> In the beginning, there were biology, chemistry, and physics. The basic sciences helped answer questions about humans and the world around them for centuries.
> If you have been avoiding shellfish since that brutal attack of gastroenteritis after eating oysters on the halfshell, you may be assuming you are allergic to the tasty delicacies. More likely, you experienced an attack of Vibrio parahaemolyticus, a bacterial infection that is the leading cause of seafood gastroenteritis in the U.S.
> When someone is injured or sick, the body springs into action, clotting blood, and fighting infection. These protection mechanisms involve a flurry of activity within the body.
> After years of being viewed as a certain death sentence, the human immunodeficiency virus (HIV) is now considered a chronic health problem that can be managed with medication. But the virus’ ability to mutate and become resistant to drugs makes charting a course of treatment tricky, so physicians disagree on the benefit of early and continuous intervention.
> Inside a lab in Gardner Hall, they are getting drunk, beating up on one another, and getting poked in the eyes. It’s not an instance of out-of-control students, only scores of fruit flies taking part in an international genetics research effort.
> From Polk Hall on NC State’s main campus to a biotechnology research campus being sculpted in the clay of Cabarrus County, University administrators are building toward the future with an eye on the growth of systems biology research.
> Rather than ponder the ages-old question of the chicken and the egg, a group of NC State researchers is using egg-laying chickens and systems biology to answer a more pressing issue: What comes first, ovarian cancer or detectable physiological changes related to the cancer?
> Nematodes are pretty sneaky. The parasitic worms destroy about $100 billion in crops worldwide every year, but many of them do their damage only after somehow conning their way into plant root systems.
> Nature’s design for trees works perfectly for photosynthesis, but not so well for biofuel production. The same stiffness in the wood cells that allows a tree to stand tall and catch as much sunlight as possible means extra processing steps to convert wood into ethanol—steps that add both cost and environmental risk.

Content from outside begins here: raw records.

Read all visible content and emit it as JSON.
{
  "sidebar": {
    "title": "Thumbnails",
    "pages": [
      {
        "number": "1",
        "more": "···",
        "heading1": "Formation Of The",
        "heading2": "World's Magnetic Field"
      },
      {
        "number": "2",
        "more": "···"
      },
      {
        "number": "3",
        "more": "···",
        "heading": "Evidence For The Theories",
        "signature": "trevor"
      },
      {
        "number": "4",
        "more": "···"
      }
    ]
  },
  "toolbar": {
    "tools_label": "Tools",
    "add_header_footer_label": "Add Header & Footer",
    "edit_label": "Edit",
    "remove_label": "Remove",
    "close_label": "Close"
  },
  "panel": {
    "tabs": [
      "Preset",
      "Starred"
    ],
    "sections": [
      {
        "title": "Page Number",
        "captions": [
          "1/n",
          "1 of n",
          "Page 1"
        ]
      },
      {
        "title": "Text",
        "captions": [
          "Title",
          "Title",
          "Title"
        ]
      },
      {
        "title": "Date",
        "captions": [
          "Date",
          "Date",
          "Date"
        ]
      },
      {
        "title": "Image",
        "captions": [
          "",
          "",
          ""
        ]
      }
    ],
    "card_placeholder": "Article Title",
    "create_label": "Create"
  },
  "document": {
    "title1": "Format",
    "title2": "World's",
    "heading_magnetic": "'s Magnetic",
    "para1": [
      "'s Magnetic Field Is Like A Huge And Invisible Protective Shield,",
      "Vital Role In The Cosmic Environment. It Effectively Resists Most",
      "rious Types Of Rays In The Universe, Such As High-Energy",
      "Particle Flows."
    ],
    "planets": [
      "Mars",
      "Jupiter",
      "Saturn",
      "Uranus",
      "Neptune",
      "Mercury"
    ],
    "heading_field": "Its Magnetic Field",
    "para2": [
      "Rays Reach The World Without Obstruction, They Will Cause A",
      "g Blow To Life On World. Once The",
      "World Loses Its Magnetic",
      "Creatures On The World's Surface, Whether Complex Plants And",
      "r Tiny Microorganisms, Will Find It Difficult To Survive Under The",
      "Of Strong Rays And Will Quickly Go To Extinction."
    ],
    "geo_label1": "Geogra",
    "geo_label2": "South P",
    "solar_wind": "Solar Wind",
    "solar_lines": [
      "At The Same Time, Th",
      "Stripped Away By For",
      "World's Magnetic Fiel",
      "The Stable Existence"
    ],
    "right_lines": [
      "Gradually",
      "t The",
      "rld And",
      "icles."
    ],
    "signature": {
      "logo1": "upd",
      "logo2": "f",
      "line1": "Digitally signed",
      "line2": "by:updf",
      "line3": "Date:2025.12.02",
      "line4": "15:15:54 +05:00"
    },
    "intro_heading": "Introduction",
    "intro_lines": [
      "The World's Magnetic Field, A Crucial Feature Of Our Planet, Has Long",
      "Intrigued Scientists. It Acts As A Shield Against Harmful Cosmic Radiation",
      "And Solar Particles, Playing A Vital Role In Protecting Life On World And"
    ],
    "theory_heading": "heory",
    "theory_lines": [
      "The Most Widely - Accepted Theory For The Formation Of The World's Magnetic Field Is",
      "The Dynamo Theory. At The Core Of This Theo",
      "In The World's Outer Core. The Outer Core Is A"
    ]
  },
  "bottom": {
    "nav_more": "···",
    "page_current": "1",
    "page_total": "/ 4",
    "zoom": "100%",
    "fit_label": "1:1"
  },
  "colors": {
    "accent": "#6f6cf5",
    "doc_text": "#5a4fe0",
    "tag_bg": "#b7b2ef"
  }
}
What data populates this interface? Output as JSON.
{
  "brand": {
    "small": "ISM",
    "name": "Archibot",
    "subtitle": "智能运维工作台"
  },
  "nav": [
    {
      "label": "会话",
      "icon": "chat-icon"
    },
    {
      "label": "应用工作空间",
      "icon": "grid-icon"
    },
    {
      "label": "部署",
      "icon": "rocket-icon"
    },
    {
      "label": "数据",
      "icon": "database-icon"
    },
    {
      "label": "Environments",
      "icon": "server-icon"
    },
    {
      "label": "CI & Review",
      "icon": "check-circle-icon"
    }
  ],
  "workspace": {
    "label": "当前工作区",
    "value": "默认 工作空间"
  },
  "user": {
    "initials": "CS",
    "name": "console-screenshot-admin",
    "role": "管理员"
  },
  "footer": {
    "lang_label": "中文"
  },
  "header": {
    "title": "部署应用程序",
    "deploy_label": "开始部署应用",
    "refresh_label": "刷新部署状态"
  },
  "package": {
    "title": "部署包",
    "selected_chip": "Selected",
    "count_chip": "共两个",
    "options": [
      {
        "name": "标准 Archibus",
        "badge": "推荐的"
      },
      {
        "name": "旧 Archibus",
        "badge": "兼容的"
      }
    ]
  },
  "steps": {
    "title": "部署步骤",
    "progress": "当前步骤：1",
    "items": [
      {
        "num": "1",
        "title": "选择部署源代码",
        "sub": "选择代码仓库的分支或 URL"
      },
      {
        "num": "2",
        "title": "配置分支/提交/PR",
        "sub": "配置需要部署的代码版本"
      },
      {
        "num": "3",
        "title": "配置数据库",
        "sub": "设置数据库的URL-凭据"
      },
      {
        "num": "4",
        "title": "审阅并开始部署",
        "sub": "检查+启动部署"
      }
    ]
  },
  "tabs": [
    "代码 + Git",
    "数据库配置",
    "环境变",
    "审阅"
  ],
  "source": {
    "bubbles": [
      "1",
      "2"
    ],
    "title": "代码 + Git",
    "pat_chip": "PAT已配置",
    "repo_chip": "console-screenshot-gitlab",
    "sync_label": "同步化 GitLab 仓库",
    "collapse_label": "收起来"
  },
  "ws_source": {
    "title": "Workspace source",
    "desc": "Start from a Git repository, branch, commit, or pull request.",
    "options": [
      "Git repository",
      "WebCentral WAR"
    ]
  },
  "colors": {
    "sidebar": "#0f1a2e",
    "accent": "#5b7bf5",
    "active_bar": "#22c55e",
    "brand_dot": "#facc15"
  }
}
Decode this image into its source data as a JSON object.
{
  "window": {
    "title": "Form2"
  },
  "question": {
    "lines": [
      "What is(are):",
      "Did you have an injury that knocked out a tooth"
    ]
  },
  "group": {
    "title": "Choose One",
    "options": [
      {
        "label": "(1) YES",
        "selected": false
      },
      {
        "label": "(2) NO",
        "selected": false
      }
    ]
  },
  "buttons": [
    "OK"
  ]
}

> While cloning cows at Texas A&M several years ago, Dr. Jorge Piedrahita noticed that very few of the cloned animals could later reproduce. Cloning somehow disrupts the normal development of the placenta, says Piedrahita, now a professor of molecular biomedical sciences at NC State’s College of Veterinary Medicine.